* _WHAT THE TASK ASKS_:
Determine the number of lines in the following entries that hold the word "Académico". Give only that number.

[Component data from apps and pages]
<<<<

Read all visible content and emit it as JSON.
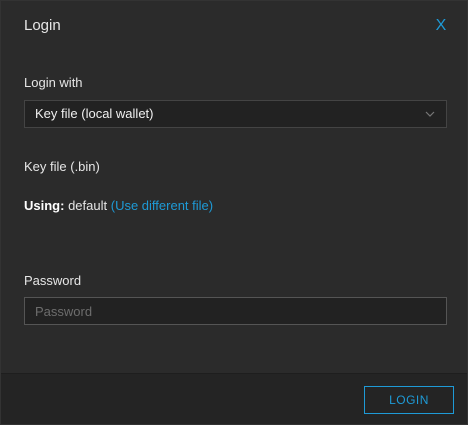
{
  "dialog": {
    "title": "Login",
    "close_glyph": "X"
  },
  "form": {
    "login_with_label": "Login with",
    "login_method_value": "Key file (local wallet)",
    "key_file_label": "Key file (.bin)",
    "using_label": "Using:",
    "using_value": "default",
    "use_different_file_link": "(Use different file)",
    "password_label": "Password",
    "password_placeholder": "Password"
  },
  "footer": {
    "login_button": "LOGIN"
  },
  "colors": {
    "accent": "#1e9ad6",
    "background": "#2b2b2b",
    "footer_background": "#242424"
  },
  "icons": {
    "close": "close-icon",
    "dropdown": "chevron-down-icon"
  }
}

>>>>
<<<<

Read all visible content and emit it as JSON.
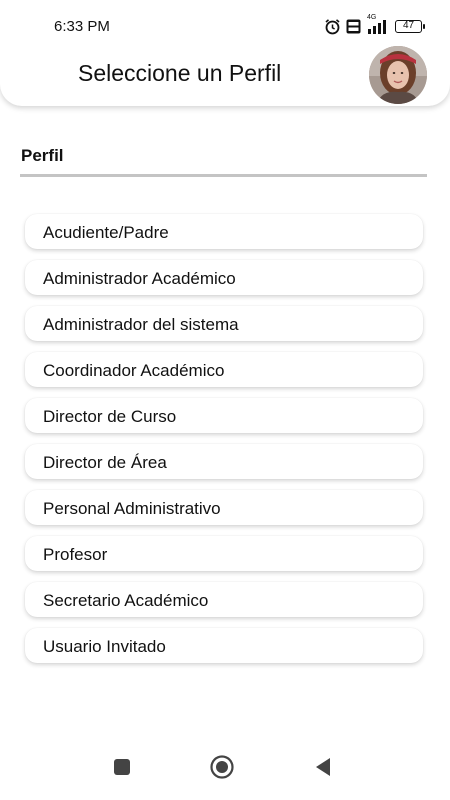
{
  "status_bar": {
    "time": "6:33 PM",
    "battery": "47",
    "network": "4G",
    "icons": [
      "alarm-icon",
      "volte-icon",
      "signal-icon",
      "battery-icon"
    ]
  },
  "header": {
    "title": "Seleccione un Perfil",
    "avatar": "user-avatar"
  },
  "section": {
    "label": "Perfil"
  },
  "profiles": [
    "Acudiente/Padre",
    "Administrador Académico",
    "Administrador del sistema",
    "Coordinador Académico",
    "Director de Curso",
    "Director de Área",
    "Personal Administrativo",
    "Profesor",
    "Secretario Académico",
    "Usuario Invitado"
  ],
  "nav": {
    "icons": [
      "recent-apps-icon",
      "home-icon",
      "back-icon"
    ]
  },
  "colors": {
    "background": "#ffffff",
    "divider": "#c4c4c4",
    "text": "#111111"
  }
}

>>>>
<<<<

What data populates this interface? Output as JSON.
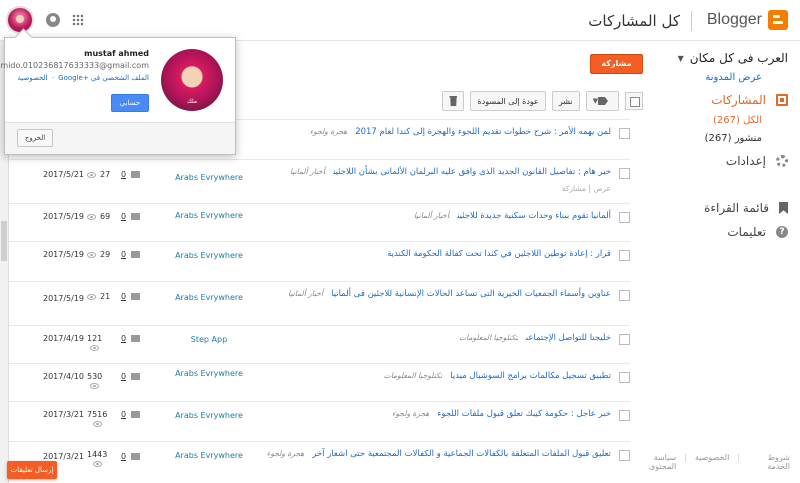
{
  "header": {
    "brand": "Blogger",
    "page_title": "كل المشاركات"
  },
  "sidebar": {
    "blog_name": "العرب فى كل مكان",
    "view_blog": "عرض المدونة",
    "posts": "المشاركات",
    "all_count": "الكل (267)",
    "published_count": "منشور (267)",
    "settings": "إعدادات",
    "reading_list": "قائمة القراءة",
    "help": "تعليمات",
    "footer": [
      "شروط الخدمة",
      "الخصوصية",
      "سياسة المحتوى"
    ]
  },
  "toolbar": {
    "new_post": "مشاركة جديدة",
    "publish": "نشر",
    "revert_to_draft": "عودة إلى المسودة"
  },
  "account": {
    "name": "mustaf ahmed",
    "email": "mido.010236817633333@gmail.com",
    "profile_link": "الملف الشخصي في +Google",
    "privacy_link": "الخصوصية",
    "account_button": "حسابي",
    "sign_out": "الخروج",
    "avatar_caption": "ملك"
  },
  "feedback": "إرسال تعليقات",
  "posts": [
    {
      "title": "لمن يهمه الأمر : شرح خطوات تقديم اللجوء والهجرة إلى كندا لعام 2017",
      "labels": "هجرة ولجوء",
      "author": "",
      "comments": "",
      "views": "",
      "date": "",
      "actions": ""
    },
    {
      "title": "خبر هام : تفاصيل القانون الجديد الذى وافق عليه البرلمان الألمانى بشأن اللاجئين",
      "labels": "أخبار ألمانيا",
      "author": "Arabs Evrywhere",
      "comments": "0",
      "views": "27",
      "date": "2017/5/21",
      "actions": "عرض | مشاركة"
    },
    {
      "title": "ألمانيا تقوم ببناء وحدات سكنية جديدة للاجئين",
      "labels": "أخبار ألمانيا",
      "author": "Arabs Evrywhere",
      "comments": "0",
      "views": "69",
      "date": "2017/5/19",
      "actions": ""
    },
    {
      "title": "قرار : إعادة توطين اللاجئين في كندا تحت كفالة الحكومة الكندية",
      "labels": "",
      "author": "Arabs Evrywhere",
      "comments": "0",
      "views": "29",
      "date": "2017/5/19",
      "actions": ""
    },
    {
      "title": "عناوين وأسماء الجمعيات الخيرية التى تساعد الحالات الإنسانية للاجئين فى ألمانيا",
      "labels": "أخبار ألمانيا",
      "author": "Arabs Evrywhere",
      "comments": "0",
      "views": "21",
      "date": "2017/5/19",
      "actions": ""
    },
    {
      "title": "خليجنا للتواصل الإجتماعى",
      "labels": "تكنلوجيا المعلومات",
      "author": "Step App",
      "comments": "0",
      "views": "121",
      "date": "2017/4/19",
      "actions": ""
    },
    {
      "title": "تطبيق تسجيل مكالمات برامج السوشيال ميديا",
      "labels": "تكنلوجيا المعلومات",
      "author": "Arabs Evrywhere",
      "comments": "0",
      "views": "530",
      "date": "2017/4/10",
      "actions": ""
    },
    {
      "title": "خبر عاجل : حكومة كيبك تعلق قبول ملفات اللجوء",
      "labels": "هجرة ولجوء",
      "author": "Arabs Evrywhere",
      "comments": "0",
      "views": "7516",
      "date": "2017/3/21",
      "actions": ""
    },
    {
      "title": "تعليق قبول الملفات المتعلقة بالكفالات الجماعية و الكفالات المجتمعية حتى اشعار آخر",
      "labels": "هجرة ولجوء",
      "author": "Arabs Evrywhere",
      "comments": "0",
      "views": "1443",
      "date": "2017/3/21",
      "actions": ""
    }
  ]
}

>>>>

* _OUTPUT FOR THIS TASK_:
3